> **PROBLEM STATEMENT**
Would you retype every entry that follows without altering a word?

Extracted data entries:
╔══
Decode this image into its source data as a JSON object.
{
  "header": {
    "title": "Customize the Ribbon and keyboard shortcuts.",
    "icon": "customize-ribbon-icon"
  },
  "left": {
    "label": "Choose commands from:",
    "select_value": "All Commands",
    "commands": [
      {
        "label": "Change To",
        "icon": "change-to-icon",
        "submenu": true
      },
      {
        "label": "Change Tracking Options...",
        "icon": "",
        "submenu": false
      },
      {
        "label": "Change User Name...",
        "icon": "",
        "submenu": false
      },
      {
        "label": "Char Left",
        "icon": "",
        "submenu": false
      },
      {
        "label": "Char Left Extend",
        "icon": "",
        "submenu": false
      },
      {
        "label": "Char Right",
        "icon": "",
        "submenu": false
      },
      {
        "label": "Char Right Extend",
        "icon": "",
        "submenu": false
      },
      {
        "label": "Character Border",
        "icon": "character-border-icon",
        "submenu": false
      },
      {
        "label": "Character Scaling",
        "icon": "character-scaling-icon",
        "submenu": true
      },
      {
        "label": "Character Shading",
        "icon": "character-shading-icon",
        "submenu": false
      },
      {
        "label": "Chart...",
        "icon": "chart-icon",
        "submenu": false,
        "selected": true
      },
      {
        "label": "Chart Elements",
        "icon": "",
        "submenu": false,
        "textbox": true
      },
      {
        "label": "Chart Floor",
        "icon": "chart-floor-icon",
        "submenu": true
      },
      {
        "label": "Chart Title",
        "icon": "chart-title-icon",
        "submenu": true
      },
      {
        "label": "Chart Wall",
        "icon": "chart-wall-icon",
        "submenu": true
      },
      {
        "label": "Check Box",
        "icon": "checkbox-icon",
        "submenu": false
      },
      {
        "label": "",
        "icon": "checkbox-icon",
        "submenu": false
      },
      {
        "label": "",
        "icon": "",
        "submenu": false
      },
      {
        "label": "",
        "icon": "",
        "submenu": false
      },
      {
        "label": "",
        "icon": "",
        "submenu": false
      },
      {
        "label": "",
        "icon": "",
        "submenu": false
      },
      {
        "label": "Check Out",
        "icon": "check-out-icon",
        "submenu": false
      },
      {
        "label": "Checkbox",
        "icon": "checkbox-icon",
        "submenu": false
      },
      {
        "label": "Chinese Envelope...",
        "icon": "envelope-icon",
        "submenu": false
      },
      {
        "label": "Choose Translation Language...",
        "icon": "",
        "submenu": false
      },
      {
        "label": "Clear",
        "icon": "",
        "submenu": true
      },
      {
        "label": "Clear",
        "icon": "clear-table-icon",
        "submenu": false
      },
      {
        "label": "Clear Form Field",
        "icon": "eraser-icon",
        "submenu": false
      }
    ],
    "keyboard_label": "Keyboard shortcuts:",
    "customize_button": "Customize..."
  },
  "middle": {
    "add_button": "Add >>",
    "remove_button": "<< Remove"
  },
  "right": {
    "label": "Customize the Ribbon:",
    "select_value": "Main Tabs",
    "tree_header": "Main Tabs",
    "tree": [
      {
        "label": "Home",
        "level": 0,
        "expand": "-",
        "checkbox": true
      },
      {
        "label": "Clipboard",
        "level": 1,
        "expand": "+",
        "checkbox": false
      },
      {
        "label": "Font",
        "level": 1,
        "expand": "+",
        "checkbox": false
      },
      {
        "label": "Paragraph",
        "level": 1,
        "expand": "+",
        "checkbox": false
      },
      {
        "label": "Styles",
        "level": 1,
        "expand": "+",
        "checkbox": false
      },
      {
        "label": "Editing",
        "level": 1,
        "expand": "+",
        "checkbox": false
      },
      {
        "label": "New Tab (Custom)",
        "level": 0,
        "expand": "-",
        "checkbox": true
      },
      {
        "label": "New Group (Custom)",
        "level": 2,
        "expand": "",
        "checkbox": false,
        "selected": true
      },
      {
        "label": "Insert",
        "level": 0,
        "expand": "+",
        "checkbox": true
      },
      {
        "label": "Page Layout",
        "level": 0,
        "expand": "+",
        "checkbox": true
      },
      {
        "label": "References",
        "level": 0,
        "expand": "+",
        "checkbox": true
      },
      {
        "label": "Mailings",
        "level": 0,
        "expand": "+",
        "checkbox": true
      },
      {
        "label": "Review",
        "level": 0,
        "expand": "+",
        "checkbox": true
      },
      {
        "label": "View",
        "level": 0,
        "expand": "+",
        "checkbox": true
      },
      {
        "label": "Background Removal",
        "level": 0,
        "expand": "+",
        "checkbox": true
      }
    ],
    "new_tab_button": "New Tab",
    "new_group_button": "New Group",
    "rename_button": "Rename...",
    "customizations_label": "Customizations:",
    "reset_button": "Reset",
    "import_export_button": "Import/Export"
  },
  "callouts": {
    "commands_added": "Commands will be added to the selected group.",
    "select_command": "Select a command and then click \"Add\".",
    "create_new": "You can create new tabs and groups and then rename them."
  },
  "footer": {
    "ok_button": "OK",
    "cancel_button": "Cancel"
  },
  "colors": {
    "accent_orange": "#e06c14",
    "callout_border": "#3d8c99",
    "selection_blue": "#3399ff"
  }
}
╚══
> **SOLUTION FOR THIS PROBLEM**
Decode this image into its source data as a JSON object.
{
  "header": {
    "title": "Customize the Ribbon and keyboard shortcuts.",
    "icon": "customize-ribbon-icon"
  },
  "left": {
    "label": "Choose commands from:",
    "select_value": "All Commands",
    "commands": [
      {
        "label": "Change To",
        "icon": "change-to-icon",
        "submenu": true
      },
      {
        "label": "Change Tracking Options...",
        "icon": "",
        "submenu": false
      },
      {
        "label": "Change User Name...",
        "icon": "",
        "submenu": false
      },
      {
        "label": "Char Left",
        "icon": "",
        "submenu": false
      },
      {
        "label": "Char Left Extend",
        "icon": "",
        "submenu": false
      },
      {
        "label": "Char Right",
        "icon": "",
        "submenu": false
      },
      {
        "label": "Char Right Extend",
        "icon": "",
        "submenu": false
      },
      {
        "label": "Character Border",
        "icon": "character-border-icon",
        "submenu": false
      },
      {
        "label": "Character Scaling",
        "icon": "character-scaling-icon",
        "submenu": true
      },
      {
        "label": "Character Shading",
        "icon": "character-shading-icon",
        "submenu": false
      },
      {
        "label": "Chart...",
        "icon": "chart-icon",
        "submenu": false,
        "selected": true
      },
      {
        "label": "Chart Elements",
        "icon": "",
        "submenu": false,
        "textbox": true
      },
      {
        "label": "Chart Floor",
        "icon": "chart-floor-icon",
        "submenu": true
      },
      {
        "label": "Chart Title",
        "icon": "chart-title-icon",
        "submenu": true
      },
      {
        "label": "Chart Wall",
        "icon": "chart-wall-icon",
        "submenu": true
      },
      {
        "label": "Check Box",
        "icon": "checkbox-icon",
        "submenu": false
      },
      {
        "label": "",
        "icon": "checkbox-icon",
        "submenu": false
      },
      {
        "label": "",
        "icon": "",
        "submenu": false
      },
      {
        "label": "",
        "icon": "",
        "submenu": false
      },
      {
        "label": "",
        "icon": "",
        "submenu": false
      },
      {
        "label": "",
        "icon": "",
        "submenu": false
      },
      {
        "label": "Check Out",
        "icon": "check-out-icon",
        "submenu": false
      },
      {
        "label": "Checkbox",
        "icon": "checkbox-icon",
        "submenu": false
      },
      {
        "label": "Chinese Envelope...",
        "icon": "envelope-icon",
        "submenu": false
      },
      {
        "label": "Choose Translation Language...",
        "icon": "",
        "submenu": false
      },
      {
        "label": "Clear",
        "icon": "",
        "submenu": true
      },
      {
        "label": "Clear",
        "icon": "clear-table-icon",
        "submenu": false
      },
      {
        "label": "Clear Form Field",
        "icon": "eraser-icon",
        "submenu": false
      }
    ],
    "keyboard_label": "Keyboard shortcuts:",
    "customize_button": "Customize..."
  },
  "middle": {
    "add_button": "Add >>",
    "remove_button": "<< Remove"
  },
  "right": {
    "label": "Customize the Ribbon:",
    "select_value": "Main Tabs",
    "tree_header": "Main Tabs",
    "tree": [
      {
        "label": "Home",
        "level": 0,
        "expand": "-",
        "checkbox": true
      },
      {
        "label": "Clipboard",
        "level": 1,
        "expand": "+",
        "checkbox": false
      },
      {
        "label": "Font",
        "level": 1,
        "expand": "+",
        "checkbox": false
      },
      {
        "label": "Paragraph",
        "level": 1,
        "expand": "+",
        "checkbox": false
      },
      {
        "label": "Styles",
        "level": 1,
        "expand": "+",
        "checkbox": false
      },
      {
        "label": "Editing",
        "level": 1,
        "expand": "+",
        "checkbox": false
      },
      {
        "label": "New Tab (Custom)",
        "level": 0,
        "expand": "-",
        "checkbox": true
      },
      {
        "label": "New Group (Custom)",
        "level": 2,
        "expand": "",
        "checkbox": false,
        "selected": true
      },
      {
        "label": "Insert",
        "level": 0,
        "expand": "+",
        "checkbox": true
      },
      {
        "label": "Page Layout",
        "level": 0,
        "expand": "+",
        "checkbox": true
      },
      {
        "label": "References",
        "level": 0,
        "expand": "+",
        "checkbox": true
      },
      {
        "label": "Mailings",
        "level": 0,
        "expand": "+",
        "checkbox": true
      },
      {
        "label": "Review",
        "level": 0,
        "expand": "+",
        "checkbox": true
      },
      {
        "label": "View",
        "level": 0,
        "expand": "+",
        "checkbox": true
      },
      {
        "label": "Background Removal",
        "level": 0,
        "expand": "+",
        "checkbox": true
      }
    ],
    "new_tab_button": "New Tab",
    "new_group_button": "New Group",
    "rename_button": "Rename...",
    "customizations_label": "Customizations:",
    "reset_button": "Reset",
    "import_export_button": "Import/Export"
  },
  "callouts": {
    "commands_added": "Commands will be added to the selected group.",
    "select_command": "Select a command and then click \"Add\".",
    "create_new": "You can create new tabs and groups and then rename them."
  },
  "footer": {
    "ok_button": "OK",
    "cancel_button": "Cancel"
  },
  "colors": {
    "accent_orange": "#e06c14",
    "callout_border": "#3d8c99",
    "selection_blue": "#3399ff"
  }
}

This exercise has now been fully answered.